» **WORK INSTRUCTION**:
Check each line below for "false" and report how many have it, nothing else.
[EXTRACTED INFORMATION — start]
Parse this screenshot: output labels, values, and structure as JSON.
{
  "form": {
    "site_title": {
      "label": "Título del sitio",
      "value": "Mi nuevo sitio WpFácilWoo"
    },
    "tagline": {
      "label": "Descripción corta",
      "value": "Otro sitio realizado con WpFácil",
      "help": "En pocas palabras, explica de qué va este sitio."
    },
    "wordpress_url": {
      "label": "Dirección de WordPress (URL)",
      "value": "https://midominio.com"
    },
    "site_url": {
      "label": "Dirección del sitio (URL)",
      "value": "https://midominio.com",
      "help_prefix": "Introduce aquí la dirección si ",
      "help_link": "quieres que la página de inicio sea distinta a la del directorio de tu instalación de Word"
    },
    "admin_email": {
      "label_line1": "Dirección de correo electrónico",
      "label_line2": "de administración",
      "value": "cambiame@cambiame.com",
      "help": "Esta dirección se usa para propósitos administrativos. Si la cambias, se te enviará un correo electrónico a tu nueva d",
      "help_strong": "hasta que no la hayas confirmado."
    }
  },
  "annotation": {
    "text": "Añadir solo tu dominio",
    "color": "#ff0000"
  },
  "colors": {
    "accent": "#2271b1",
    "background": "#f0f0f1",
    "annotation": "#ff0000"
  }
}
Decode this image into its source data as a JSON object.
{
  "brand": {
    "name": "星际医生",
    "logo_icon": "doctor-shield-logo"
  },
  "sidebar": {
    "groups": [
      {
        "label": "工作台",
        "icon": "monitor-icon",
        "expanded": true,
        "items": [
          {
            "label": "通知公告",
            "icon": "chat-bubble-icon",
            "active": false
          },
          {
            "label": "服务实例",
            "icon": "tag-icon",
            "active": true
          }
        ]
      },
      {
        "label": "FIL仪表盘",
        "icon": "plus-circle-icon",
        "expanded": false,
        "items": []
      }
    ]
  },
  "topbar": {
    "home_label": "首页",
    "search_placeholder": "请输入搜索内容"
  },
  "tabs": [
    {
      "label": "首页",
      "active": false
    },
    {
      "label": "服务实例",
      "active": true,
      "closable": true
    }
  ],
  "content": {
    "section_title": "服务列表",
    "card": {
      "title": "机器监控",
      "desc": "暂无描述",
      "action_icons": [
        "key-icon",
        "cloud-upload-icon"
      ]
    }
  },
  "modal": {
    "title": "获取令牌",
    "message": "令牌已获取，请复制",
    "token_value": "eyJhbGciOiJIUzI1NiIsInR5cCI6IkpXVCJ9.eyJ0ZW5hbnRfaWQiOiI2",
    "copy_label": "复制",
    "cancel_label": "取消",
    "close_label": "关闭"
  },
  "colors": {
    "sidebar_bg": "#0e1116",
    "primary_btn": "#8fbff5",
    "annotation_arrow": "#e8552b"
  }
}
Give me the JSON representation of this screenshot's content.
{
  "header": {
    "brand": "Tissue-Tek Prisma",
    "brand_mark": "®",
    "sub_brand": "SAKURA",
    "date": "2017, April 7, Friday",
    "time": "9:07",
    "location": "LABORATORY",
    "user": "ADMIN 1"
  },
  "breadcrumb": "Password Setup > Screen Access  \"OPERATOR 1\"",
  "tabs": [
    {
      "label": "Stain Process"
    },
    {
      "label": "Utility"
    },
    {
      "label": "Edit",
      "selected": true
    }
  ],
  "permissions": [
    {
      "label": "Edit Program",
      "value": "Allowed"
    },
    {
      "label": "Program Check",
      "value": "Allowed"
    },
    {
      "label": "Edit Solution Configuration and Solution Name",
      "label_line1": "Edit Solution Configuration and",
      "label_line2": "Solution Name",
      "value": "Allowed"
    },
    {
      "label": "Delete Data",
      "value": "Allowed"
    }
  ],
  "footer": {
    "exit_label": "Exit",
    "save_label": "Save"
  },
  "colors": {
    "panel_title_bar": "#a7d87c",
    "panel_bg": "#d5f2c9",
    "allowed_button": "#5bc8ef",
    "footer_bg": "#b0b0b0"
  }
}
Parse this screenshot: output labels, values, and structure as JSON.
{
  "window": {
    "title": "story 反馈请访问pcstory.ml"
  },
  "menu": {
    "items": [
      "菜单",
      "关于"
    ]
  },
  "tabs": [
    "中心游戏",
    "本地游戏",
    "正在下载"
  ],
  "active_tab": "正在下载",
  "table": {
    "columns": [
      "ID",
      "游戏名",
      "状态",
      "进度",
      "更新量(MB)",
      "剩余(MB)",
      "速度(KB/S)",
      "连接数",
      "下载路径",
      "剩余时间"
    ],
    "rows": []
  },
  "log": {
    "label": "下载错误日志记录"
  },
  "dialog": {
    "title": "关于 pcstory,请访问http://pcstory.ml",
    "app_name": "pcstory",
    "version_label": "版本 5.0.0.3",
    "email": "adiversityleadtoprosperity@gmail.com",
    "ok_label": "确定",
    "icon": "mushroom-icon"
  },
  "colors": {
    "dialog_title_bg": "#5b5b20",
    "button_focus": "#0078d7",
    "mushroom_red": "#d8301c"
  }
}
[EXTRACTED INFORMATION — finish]
» **RESULT**:
3